(DATA FOR THE TASK begins)

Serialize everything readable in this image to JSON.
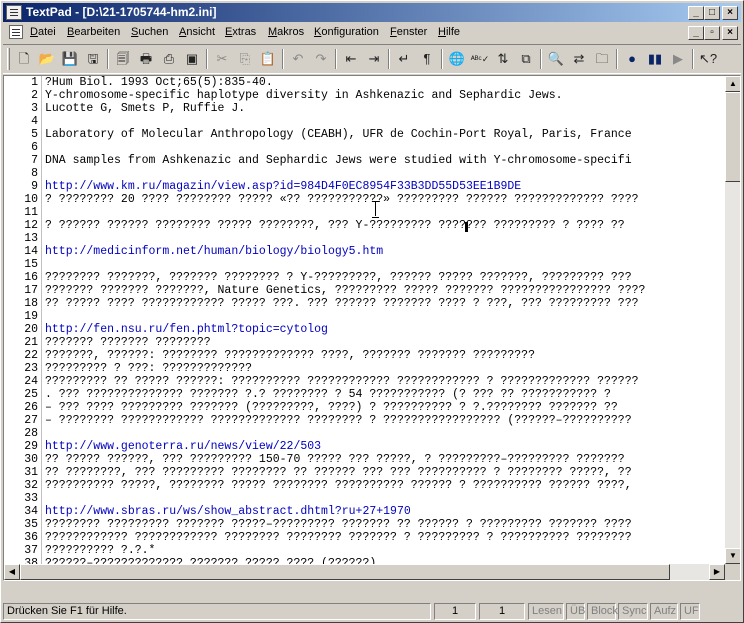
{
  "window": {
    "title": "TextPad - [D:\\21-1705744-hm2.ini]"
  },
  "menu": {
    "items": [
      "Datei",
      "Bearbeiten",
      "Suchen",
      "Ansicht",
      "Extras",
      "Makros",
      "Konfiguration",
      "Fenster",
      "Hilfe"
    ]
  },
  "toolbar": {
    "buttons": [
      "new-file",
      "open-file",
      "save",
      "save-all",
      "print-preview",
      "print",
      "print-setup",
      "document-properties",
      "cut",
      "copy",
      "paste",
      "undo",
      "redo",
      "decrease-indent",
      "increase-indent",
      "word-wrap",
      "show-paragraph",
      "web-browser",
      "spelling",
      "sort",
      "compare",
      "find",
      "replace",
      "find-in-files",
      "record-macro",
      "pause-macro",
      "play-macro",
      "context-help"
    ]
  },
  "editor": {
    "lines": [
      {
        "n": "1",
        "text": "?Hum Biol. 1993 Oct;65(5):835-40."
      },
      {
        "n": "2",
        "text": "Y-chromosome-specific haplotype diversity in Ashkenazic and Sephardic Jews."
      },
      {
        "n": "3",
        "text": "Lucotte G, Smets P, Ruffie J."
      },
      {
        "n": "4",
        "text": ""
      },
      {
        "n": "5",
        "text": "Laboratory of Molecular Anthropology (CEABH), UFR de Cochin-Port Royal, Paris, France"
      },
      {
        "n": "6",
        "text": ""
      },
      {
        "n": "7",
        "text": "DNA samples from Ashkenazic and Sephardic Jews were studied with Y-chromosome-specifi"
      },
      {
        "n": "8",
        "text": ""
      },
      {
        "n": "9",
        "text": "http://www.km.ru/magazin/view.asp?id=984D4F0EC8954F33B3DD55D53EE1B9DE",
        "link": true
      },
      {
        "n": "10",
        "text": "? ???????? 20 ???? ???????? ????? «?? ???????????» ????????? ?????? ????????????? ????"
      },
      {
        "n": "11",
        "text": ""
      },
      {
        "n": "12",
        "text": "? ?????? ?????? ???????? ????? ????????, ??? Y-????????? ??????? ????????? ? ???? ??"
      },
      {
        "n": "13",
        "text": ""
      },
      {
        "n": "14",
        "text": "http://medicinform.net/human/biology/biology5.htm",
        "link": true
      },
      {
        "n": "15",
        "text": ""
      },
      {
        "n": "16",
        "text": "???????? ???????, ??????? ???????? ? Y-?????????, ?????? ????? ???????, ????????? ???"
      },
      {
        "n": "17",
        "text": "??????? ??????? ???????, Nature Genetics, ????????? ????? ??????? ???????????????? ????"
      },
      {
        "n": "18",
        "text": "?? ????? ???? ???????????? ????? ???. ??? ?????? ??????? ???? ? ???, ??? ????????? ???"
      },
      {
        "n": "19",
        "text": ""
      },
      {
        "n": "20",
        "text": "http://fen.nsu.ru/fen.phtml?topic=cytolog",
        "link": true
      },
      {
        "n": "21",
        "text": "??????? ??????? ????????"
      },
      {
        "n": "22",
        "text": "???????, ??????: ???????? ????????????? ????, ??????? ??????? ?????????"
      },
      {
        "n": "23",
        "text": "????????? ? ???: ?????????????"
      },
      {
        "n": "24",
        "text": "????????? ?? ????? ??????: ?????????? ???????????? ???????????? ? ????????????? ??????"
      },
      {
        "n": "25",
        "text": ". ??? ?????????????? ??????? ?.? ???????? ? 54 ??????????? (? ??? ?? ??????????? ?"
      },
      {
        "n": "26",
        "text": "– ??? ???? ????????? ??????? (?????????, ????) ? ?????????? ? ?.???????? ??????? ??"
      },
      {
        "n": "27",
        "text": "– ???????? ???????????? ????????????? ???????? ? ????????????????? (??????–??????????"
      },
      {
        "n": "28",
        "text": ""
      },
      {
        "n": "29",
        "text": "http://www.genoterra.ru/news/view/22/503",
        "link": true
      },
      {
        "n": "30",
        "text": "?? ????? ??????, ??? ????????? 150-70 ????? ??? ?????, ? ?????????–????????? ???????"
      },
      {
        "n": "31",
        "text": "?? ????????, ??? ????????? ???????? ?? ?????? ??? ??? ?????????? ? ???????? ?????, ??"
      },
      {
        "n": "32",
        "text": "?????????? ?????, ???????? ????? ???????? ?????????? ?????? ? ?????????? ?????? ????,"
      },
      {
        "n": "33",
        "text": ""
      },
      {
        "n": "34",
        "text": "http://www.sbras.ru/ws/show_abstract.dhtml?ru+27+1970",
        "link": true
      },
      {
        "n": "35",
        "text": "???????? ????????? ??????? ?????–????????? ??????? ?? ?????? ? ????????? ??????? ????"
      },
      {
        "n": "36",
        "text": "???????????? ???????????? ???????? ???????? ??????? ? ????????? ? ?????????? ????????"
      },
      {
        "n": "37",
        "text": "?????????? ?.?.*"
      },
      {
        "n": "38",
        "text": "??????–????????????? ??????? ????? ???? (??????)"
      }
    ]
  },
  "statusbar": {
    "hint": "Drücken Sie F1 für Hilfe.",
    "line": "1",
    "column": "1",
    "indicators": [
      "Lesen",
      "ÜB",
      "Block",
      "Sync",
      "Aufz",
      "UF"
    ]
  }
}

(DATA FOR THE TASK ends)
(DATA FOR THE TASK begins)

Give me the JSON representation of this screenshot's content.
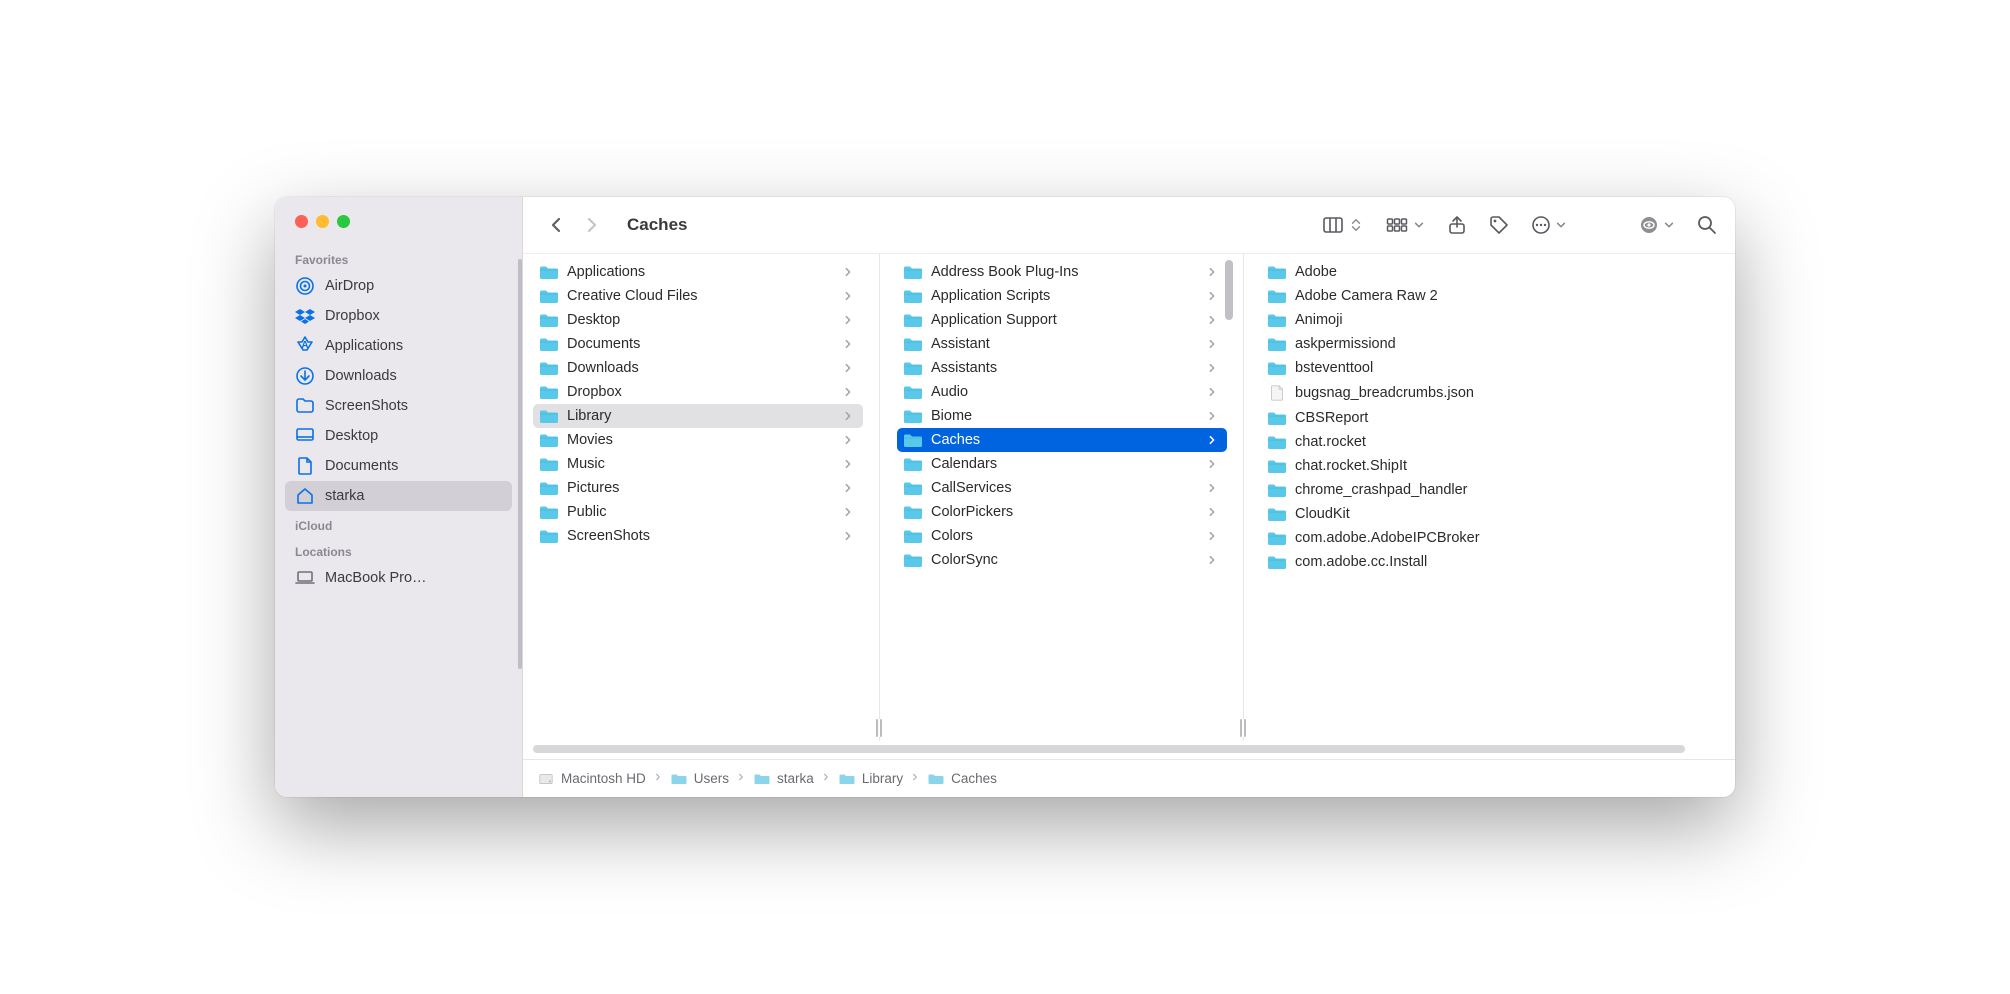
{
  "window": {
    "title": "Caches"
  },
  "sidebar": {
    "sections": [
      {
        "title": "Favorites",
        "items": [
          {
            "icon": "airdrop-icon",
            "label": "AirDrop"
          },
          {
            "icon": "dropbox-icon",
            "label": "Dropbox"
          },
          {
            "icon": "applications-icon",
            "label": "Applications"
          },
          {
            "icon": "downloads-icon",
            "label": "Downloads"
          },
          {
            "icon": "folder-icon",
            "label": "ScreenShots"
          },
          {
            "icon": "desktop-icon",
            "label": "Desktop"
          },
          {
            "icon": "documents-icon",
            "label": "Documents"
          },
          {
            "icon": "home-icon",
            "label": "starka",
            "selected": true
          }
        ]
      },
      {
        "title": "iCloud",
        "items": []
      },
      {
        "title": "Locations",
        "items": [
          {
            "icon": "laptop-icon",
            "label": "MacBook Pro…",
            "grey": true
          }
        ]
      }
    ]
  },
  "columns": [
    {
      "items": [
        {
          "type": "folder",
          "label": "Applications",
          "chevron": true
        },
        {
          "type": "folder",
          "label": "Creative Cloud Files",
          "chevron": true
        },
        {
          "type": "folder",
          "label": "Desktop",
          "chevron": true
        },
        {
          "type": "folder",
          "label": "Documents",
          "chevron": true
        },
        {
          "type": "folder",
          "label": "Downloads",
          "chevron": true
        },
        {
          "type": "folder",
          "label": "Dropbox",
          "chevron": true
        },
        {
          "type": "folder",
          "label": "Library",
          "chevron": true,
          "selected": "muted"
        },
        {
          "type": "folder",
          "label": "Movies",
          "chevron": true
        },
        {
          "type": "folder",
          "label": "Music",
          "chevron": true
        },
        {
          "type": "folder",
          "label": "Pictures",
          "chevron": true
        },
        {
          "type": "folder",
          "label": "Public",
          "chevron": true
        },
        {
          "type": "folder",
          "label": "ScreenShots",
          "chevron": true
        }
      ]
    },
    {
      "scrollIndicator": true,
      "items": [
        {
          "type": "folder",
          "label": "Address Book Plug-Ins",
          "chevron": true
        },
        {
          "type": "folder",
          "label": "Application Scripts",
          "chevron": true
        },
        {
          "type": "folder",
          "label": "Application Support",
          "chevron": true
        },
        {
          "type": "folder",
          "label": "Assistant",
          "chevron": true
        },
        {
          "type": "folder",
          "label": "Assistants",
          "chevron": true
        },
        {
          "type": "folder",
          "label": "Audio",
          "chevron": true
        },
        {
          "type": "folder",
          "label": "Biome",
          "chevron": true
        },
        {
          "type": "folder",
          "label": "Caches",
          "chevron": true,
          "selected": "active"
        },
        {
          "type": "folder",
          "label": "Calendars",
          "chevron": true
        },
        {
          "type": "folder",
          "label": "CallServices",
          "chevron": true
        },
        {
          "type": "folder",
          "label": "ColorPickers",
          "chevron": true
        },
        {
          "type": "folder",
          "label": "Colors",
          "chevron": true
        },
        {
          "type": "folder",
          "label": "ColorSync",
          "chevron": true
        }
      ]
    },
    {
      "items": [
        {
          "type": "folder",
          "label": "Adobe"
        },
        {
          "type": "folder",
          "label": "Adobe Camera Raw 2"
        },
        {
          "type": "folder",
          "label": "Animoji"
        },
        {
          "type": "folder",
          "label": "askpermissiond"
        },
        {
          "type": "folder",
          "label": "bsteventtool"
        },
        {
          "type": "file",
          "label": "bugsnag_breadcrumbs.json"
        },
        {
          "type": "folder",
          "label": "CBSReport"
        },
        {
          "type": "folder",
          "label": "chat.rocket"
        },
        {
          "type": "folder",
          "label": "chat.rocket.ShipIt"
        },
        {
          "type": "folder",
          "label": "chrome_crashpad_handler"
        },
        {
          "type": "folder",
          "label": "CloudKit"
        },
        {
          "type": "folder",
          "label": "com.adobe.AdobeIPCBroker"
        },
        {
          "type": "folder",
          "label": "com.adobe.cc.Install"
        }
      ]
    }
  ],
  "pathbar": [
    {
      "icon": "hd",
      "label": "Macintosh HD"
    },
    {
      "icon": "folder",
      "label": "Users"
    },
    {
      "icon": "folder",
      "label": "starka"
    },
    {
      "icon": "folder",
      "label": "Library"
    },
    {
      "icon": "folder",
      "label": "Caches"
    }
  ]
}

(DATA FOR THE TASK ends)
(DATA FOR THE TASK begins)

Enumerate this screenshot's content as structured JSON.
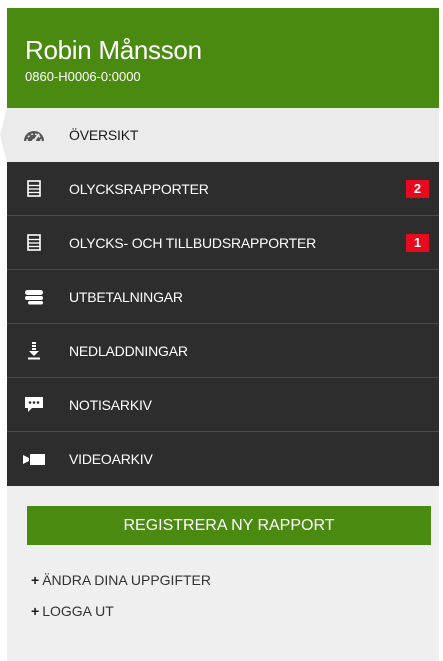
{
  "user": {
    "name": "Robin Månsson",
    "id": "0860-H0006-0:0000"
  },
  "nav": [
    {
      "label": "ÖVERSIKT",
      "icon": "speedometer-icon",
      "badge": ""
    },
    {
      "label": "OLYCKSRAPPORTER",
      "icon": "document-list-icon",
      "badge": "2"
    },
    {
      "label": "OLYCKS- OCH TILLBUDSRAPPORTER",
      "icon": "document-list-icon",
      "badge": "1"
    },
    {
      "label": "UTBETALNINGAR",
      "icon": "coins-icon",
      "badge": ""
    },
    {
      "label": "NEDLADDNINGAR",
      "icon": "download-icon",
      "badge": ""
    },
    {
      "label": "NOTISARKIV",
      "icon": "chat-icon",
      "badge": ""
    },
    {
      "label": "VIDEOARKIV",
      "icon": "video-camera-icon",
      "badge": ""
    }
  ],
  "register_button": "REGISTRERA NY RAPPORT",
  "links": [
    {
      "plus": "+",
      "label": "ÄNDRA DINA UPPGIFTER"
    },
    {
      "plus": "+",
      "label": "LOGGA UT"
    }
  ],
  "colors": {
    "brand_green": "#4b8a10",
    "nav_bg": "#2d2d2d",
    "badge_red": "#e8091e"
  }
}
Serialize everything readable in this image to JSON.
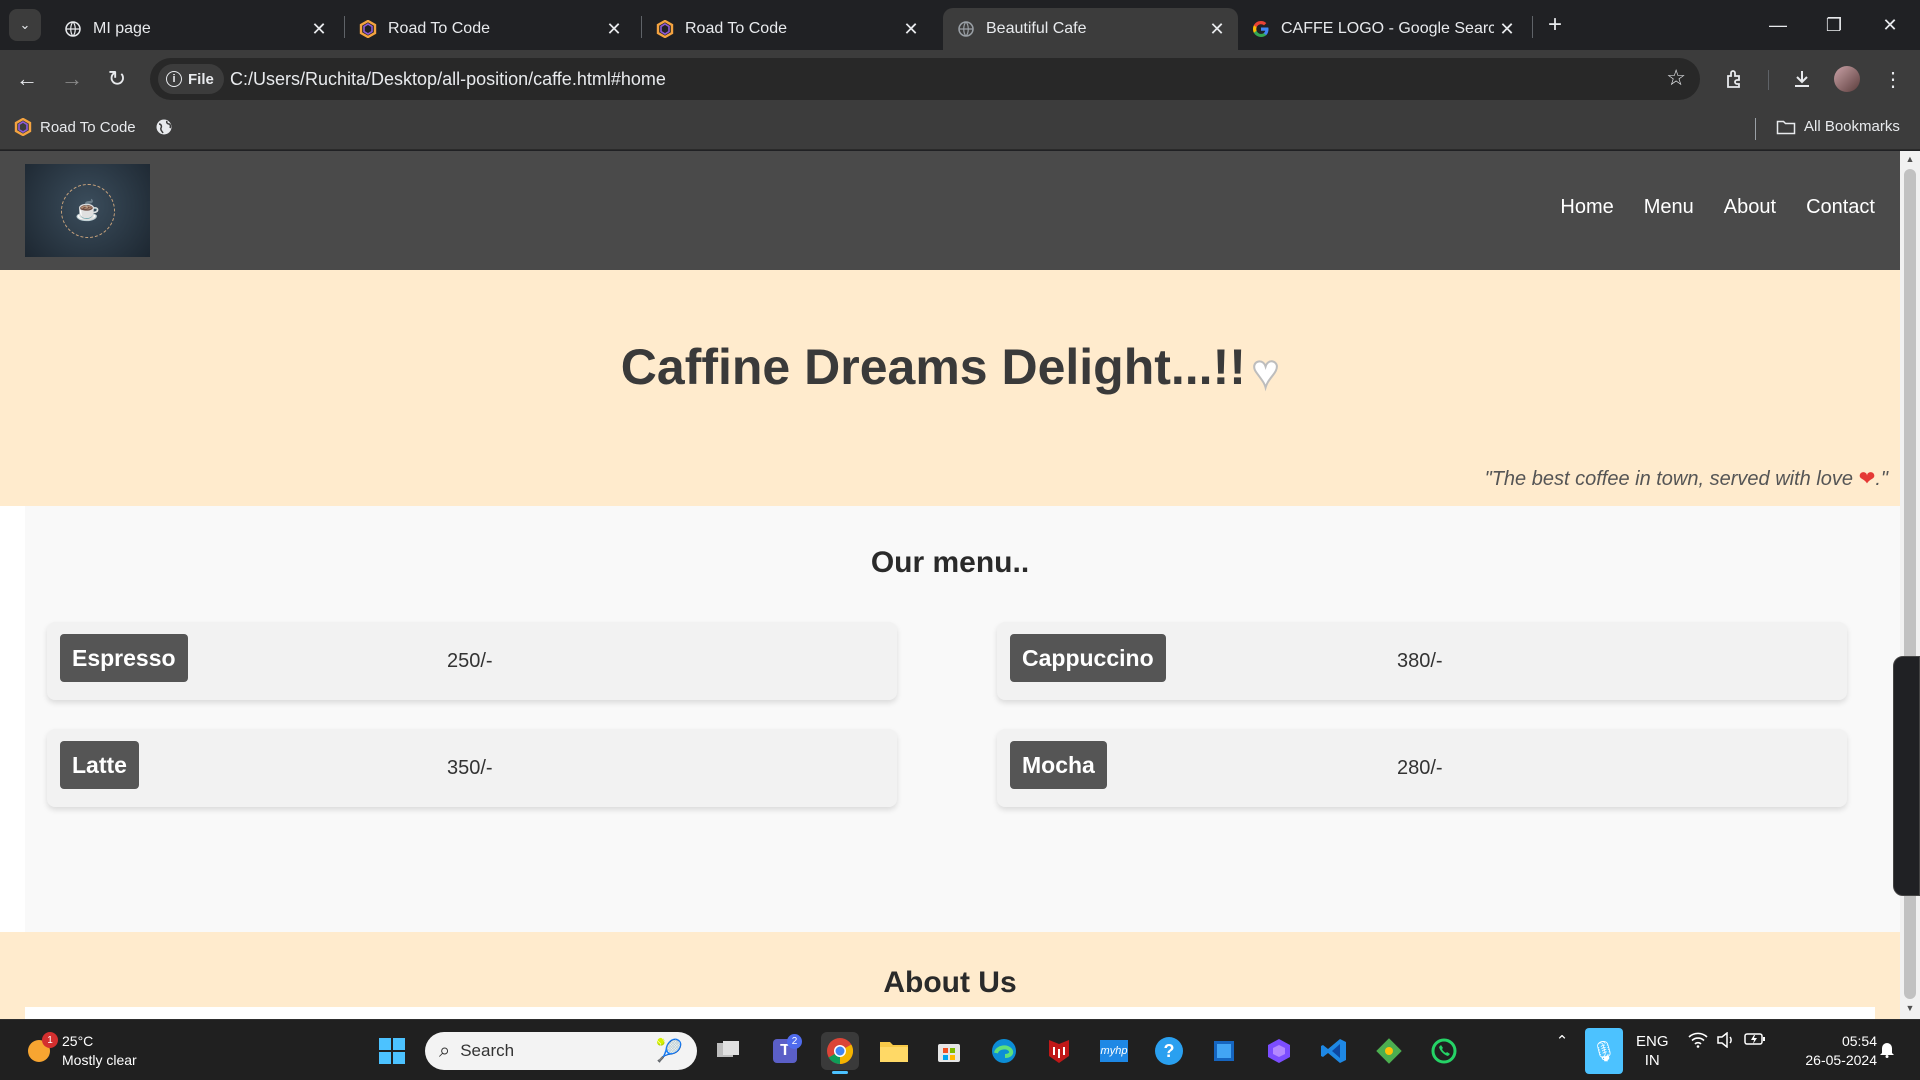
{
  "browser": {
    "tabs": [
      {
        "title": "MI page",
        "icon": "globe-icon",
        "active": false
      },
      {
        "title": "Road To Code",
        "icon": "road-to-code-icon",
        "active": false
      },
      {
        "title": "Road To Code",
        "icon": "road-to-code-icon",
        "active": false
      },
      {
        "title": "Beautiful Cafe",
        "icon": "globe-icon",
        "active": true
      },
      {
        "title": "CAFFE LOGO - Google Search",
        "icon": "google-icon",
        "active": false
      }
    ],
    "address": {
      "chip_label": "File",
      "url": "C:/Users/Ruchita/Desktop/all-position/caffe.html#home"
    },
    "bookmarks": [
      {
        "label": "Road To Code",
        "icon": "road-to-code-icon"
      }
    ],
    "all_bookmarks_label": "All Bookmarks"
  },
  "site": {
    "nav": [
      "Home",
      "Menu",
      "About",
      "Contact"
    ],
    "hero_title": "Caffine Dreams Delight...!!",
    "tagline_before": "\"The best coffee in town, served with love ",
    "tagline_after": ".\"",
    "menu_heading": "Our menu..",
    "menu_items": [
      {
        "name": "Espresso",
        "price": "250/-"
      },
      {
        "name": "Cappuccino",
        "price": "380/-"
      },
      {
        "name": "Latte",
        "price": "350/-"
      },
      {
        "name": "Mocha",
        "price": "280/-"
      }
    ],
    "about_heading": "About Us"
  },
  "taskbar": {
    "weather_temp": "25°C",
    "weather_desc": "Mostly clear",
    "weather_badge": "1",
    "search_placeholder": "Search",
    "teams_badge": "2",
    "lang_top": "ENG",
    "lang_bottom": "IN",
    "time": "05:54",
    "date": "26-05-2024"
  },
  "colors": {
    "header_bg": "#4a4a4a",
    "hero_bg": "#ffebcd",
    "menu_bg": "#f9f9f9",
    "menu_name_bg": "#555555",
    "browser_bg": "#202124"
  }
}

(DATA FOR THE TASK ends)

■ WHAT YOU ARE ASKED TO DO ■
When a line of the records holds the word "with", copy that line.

■ WRITTEN SOLUTION ■
        "text": "DNA samples from Ashkenazic and Sephardic Jews were studied with Y-chromosome-specifi"
    "tagline_before": "\"The best coffee in town, served with love ",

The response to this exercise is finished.